4. REDUCED HABITAT SUITABILITY AND SURVIVAL
As temperatures increase and streamflow regimes change, habitats become less suitable for native salmonids and invasive species tend to thrive. Alterations in the amount and timing of streamflows reduces the survival of all juvenile salmonids. In the Pacific Ocean, sea surface temperatures are likely to increase, making ocean habitats less suitable for growth and survival of salmon and steelhead in the future.
5. FOOD WEB ALTERATION
In the Pacific Ocean, climate change is likely to reduce the powerful upwelling of the California Current, which drives primary productivity and supports the entire food web for all marine life, including anadromous fishes. Increased ocean acidification is also likely to impact ocean productivity.
6. RISING SEA LEVELS
Rising sea levels are likely to inundate and degrade important estuarine and lagoon habitats, historically critical components of the juvenile salmon and steelhead life cycle.
Salmon, steelhead, and trout have adapted to a wide variety of climatic conditions in the past, and could likely survive substantial changes to climate in the absence of other human-caused stressors. By taking actions to reduce the threats identified in this report, allowing salmonid species access to a variety of high-quality habitats at appropriate times, and increasing population abundance, species resilience to climate change can be improved.
Human impact on our native salmonids
The population of California is approaching 40 million people. We live in a highly altered natural environment. As such, the human impact on the state’s salmonids were important to include in the SOS II report because:
1. California’s salmonids can adapt to natural environmental change, but that ability is limited when faced with these human-induced threats.
2. Human-caused threats limit the long-term viability of salmonid populations by decreasing their resilience to change.
3. Determining which threats have the greatest impact on species can help to target conservation and restoration efforts, providing a roadmap for a return to resilience.

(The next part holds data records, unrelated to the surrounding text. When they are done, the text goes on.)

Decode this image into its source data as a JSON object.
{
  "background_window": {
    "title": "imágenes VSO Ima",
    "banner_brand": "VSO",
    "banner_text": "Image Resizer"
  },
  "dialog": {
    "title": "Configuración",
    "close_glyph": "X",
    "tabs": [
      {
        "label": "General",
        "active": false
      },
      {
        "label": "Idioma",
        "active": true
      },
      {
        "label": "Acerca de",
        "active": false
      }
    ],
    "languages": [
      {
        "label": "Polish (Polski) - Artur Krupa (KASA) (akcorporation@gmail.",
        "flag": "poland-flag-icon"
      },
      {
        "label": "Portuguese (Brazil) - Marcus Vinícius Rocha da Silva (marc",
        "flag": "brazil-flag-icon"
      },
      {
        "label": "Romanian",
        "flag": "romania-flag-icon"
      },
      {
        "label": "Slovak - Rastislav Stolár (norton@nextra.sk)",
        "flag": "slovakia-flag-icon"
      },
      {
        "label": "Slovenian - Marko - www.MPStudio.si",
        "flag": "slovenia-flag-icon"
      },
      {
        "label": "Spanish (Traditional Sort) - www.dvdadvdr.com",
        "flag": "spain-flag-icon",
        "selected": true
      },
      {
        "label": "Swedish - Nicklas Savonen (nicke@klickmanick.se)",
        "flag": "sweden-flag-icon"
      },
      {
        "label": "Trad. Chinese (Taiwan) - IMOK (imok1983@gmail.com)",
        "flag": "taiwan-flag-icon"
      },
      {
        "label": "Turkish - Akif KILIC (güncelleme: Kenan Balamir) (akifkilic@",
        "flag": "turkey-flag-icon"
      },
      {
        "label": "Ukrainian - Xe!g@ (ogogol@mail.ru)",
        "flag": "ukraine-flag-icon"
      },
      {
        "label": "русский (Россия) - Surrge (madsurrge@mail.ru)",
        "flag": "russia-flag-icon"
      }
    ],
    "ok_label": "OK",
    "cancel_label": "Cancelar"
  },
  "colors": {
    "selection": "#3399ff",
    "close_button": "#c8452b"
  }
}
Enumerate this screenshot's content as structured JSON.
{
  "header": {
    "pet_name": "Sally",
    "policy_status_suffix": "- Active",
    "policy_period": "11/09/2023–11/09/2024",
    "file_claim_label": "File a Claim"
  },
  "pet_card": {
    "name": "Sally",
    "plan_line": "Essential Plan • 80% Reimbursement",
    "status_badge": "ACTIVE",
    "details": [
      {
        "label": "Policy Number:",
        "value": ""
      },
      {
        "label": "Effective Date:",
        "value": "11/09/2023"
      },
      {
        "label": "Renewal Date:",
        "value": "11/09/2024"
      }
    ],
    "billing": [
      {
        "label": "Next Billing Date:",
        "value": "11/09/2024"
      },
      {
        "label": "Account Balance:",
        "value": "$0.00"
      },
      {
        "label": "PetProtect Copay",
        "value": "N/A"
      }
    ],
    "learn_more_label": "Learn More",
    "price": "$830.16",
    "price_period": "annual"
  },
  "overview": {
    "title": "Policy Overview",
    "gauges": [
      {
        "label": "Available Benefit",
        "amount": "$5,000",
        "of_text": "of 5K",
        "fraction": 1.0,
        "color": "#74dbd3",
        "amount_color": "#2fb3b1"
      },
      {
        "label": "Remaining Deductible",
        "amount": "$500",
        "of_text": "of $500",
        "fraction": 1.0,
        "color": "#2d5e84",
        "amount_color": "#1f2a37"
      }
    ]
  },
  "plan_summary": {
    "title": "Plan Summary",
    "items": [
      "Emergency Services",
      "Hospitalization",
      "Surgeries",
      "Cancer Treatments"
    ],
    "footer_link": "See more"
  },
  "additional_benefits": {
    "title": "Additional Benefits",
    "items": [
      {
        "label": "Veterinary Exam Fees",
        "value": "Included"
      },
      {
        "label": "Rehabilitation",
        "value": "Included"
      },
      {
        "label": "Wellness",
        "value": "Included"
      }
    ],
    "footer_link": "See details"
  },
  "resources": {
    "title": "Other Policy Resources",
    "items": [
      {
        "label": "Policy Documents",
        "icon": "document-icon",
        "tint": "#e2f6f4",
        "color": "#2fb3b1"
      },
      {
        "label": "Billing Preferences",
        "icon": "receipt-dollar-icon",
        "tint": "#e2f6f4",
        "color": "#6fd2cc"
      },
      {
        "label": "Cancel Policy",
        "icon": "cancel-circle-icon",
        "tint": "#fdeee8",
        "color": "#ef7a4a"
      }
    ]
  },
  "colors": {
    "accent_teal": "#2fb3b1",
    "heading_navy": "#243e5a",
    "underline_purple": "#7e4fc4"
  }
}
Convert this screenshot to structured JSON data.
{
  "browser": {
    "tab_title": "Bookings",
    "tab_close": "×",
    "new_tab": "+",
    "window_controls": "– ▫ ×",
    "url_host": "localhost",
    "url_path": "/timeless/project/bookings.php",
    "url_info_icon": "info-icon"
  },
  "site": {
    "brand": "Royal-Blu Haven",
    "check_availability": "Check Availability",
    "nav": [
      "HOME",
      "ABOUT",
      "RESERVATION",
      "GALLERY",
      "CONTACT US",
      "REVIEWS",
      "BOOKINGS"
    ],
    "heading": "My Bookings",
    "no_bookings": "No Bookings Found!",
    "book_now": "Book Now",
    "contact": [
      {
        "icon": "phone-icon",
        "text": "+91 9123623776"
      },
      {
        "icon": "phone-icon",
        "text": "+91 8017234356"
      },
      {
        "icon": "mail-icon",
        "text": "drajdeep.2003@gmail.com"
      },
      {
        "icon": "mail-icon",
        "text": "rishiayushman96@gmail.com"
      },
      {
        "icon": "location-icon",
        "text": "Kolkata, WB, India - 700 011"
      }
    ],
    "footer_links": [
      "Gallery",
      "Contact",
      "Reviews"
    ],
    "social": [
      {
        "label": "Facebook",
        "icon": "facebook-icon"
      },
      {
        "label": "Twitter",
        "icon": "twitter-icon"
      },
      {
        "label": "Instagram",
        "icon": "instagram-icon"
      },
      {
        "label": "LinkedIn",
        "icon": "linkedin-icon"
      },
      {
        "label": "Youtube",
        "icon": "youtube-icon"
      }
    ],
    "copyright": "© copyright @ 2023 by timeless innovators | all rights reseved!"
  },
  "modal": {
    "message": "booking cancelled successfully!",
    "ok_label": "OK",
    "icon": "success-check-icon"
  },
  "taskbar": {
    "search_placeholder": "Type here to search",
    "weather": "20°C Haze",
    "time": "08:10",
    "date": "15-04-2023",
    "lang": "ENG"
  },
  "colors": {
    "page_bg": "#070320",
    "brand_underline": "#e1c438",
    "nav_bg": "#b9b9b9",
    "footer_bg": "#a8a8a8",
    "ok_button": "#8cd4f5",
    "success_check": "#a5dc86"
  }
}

The top three human-caused threats, after climate change, vary by anadromous and inland species as would be expected given their different life histories. The top threats to anadromous species are overwhelmingly estuary alteration, major dams, and agriculture, while inland species face threats from alien species, fire, and hatcheries.